Casco Viejo, Panama
Many are surprised that Panama is not a Tax Haven. From property taxes to income taxes, yes, there is plenty to choose from! Today, we are joined by Derick Brown, certified CPA and author of the first Real Estate Investor´s Handbook written in English and published in Amazon! So if you are serious about investing in Panama, run to the link in the description and order the book. It is not an affiliate link! We just love sharing great information, so you make the best decision when here. We´ll be releasing the full interview in our Arco Properties Youtube Channel.
If you missed our episodes about Property Taxes in Panama, and Real Estate Income Taxes in Panama, go to our other links and catch up!
This series does not constitute financial advise, and his opinions are his own. If you´d like to know more, please contact your accountant or Derick.
To purchase his book:
If you are in Panama: The Real Estate Investor’s Handbook (Paperback) ($ 25) (cuanto.app)
And more about Derick: Bio | Derick Brown | CPA
ARCO: Here we go!
First burning question in the internet: What are property sales taxes in Panama?
- a) Real Estate Transfer Tax – 2%
- b) Capital Gains Tax – 3% or 10%

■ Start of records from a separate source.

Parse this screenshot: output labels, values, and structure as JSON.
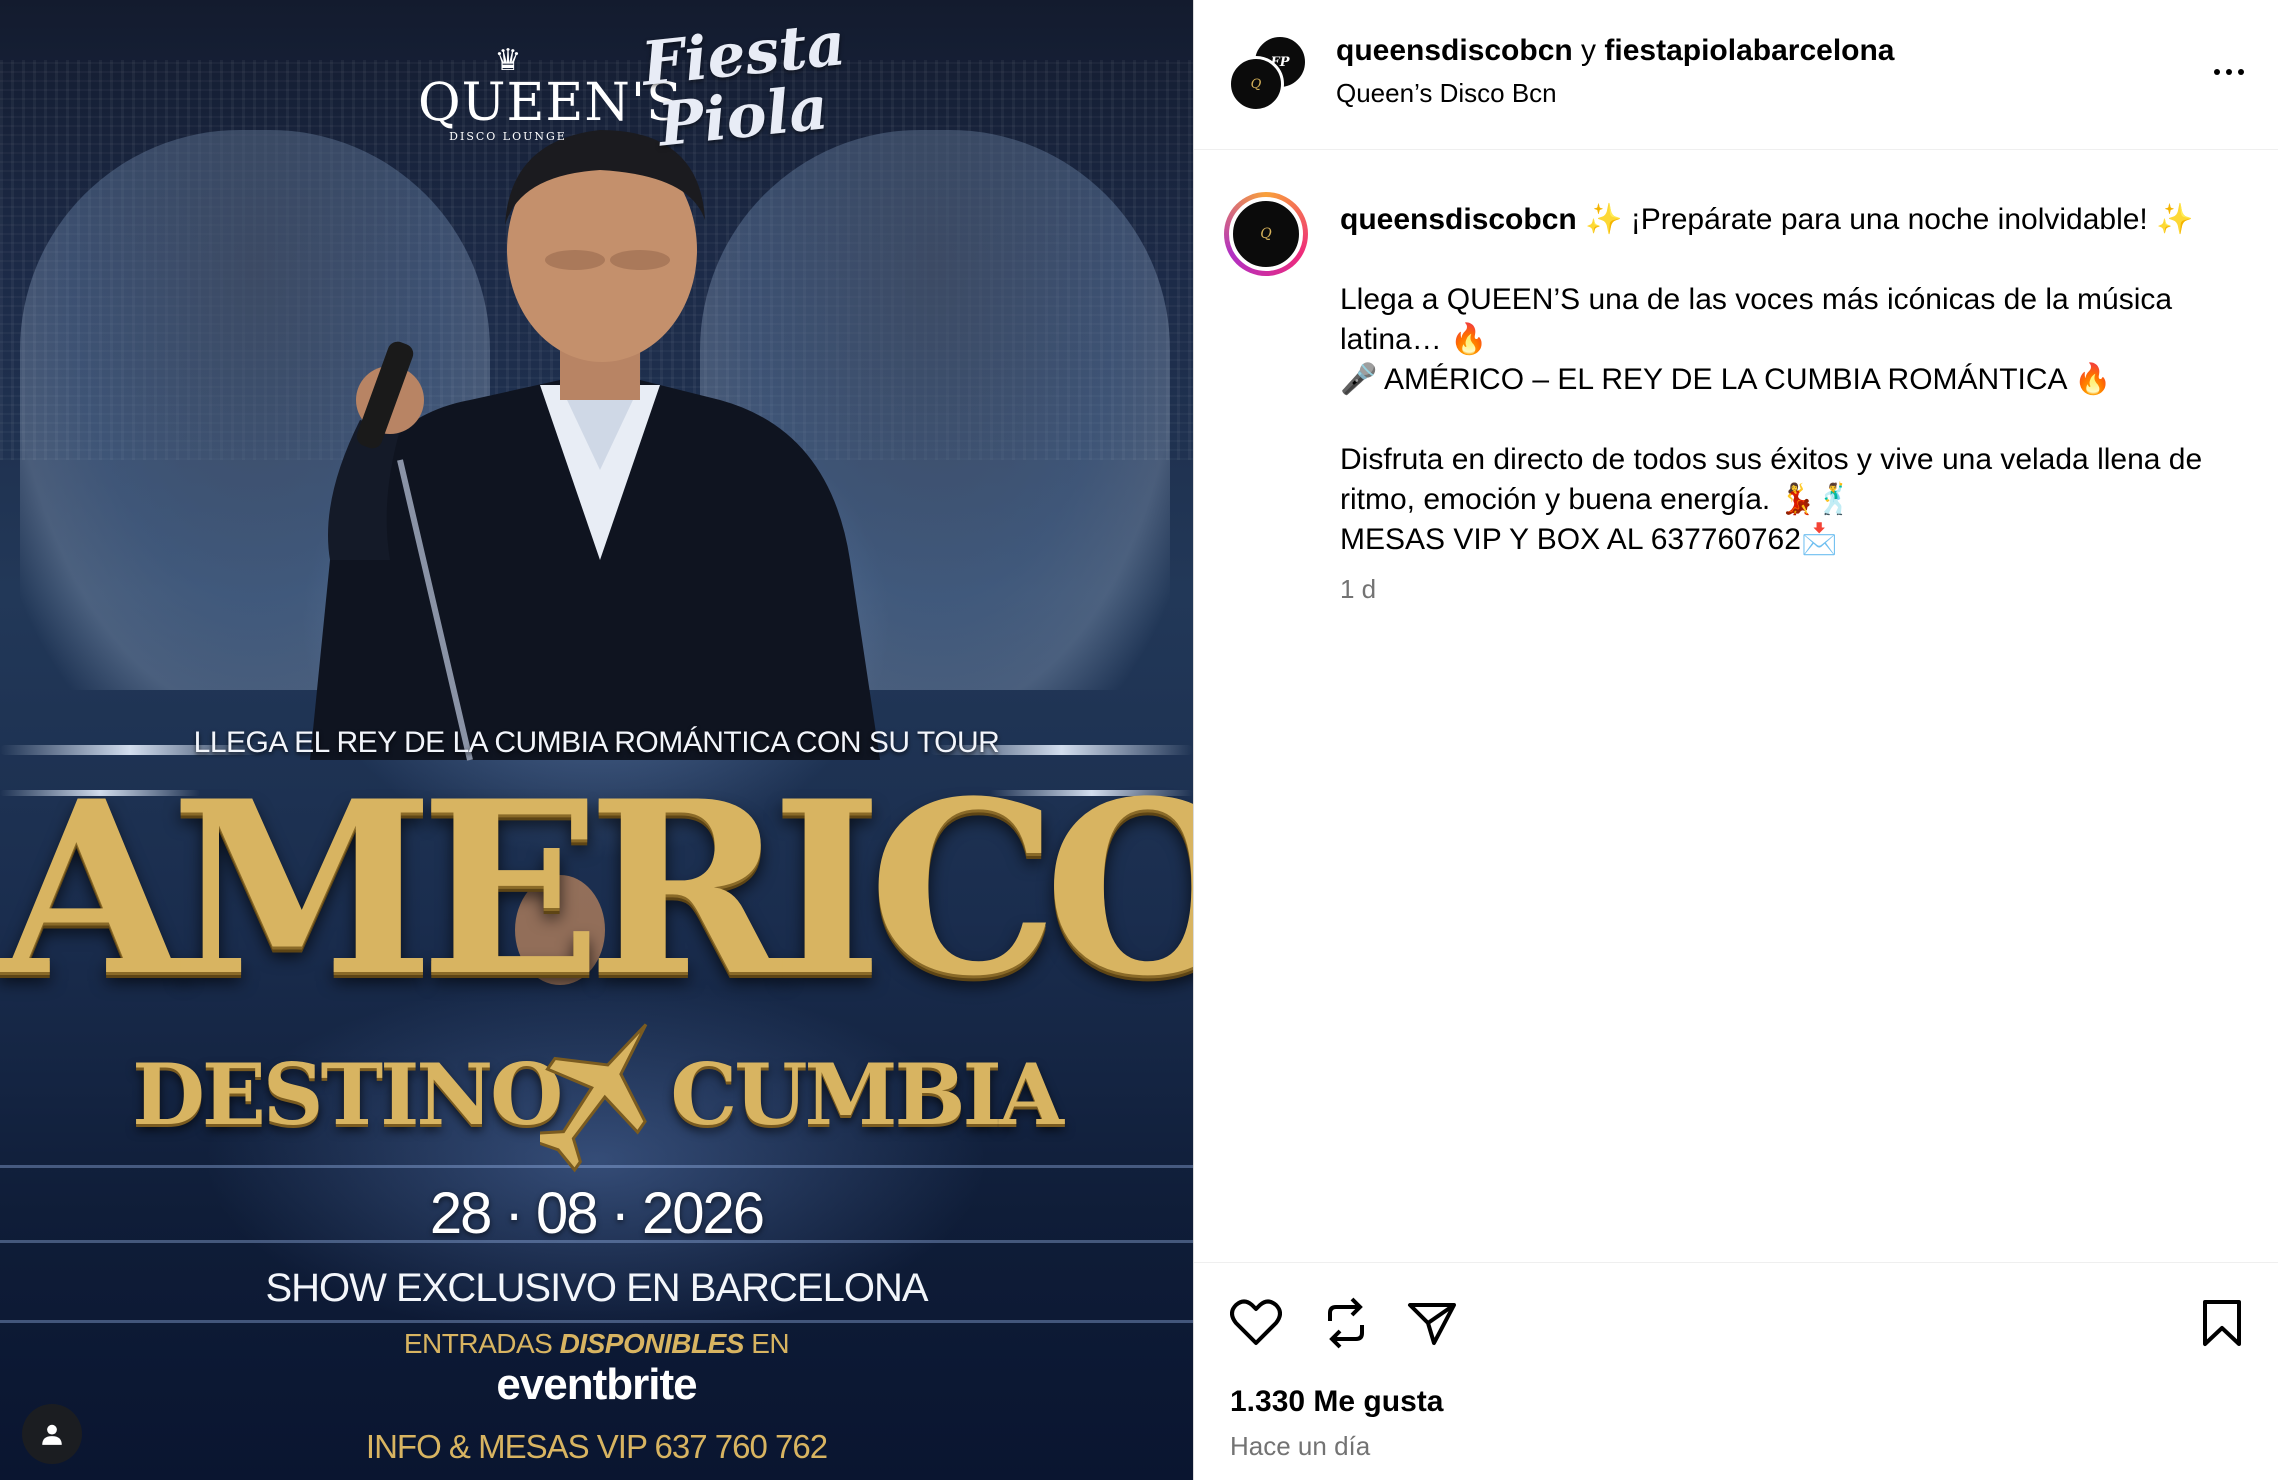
{
  "poster": {
    "logo_queens_big": "QUEEN'S",
    "logo_queens_small": "DISCO LOUNGE",
    "logo_fiesta": "Fiesta Piola",
    "tour_line": "LLEGA EL REY DE LA CUMBIA ROMÁNTICA CON SU TOUR",
    "artist": "AMERICO",
    "tour_left": "DESTINO",
    "tour_right": "CUMBIA",
    "date": "28 · 08 · 2026",
    "show": "SHOW EXCLUSIVO EN BARCELONA",
    "entradas_pre": "ENTRADAS ",
    "entradas_em": "DISPONIBLES",
    "entradas_post": " EN",
    "ticket_platform": "eventbrite",
    "info": "INFO & MESAS VIP 637 760 762"
  },
  "header": {
    "user1": "queensdiscobcn",
    "connector": " y ",
    "user2": "fiestapiolabarcelona",
    "location": "Queen’s Disco Bcn"
  },
  "caption": {
    "username": "queensdiscobcn",
    "line1": " ✨ ¡Prepárate para una noche inolvidable! ✨",
    "line2": "Llega a QUEEN’S una de las voces más icónicas de la música latina… 🔥",
    "line3": "🎤 AMÉRICO – EL REY DE LA CUMBIA ROMÁNTICA 🔥",
    "line4": "Disfruta en directo de todos sus éxitos y vive una velada llena de ritmo, emoción y buena energía. 💃🕺",
    "line5": "MESAS VIP Y BOX AL 637760762📩",
    "time": "1 d"
  },
  "footer": {
    "likes": "1.330 Me gusta",
    "time": "Hace un día"
  },
  "icons": {
    "like": "heart-icon",
    "repost": "repost-icon",
    "share": "share-icon",
    "save": "bookmark-icon",
    "more": "more-icon",
    "tag": "user-tag-icon"
  },
  "colors": {
    "gold": "#d8b461",
    "muted": "#737373",
    "story_ring": "#ee2a7b"
  }
}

ARCO: I guess the easiest tax is the transfer tax: what is it, how does it get calculated?
Transfer Tax applies to the sale of real estate in Panama. The 2% rate is levied on the greater of the following two values:
- a) The sales price outlined in the public deed of transfer.
- b) The cadastral value of the property on the date of the acquisition, plus any increase in value derived from improvements, plus 5% per year computed on the sum of the cadastral value and the improvements.
ARCO: And how much is the capital gain tax? Is it a flat fee or a calculation?
It depends (this is the topic that started this book).
If the buying and selling of real estate is outside the ordinary course of the seller’s business. The capital gains tax will be calculated at 10% of the taxable profit.
The seller will be obligated to pay an amount equivalent to 3% of the total value of the sale or the cadastral value, whichever is higher, as an advance on the capital gains tax.
However, if the 3% advance capital gains tax exceeds the 10% rate on the actual profit from the sale, the taxpayer can provide a sworn statement evidencing the overpayment, and the surplus amount can then be refunded in cash or used as a tax credit towards future taxes, which is transferable to other taxpayers.
Before this regulation in 2021, even if you sold a property at a loss or cost without making any capital gains, the 3% advance capital gains tax was still mandatory. This resulted in the inconvenience of requesting a refund, a process that could take several years.
In April 2021, Law 208 changed this system by allowing sellers not engaged in regular real estate trading to directly pay the 10% capital gains tax on their actual profit, eliminating the necessity of paying a 3% advance capital gains tax.
The seller can choose the lowest amount as the definitive capital gains tax to be paid.
This shift is particularly advantageous if a property is sold without a profit or at a marginal gain, as it removes the need to pay capital gains tax upfront and then request a refund.
Under Law 208, however, sellers (not predominantly involved in buying and selling properties) can pay the 10% capital gains tax directly on the profit as the final tax, which in this example would be $2,500.
This change simplifies the tax process, making it easier for sellers to navigate the real estate market in Panama.
ARCO: When do these taxes get paid?
Here I´ll make a reference to our other video about closings- this is why transactions in Panama close with a letter of payment, as everything gets paid and transferred before cashing.
Before the property is transferred.
ARCO: What other payments would the owner of a property need to pay before transferring a property? Both as a natural person or as a corporation?
- Outstanding property taxes
ARCO: Once the property gets transferred, what would be your recommendation of “next steps” for the new owner? Any post steps he or she need to take to make sure everything is done and updated in the government universe?
Definitely… The first thing would be to update the property’s information in the national land administration authority (ANATI). The information that gets updated is the cadastral value (acquisition cost) and new owner’s information. Why is this important? Because if you don’t do this, then the DGI will continue to calculate your property tax based on a outdated cadastral value, and when you update this in the future, you will have to pay back taxes with surcharges and interests.
The following step is to link your email address to the property in the DGI and create a new password (NIT). This way you can access your property’s tax account.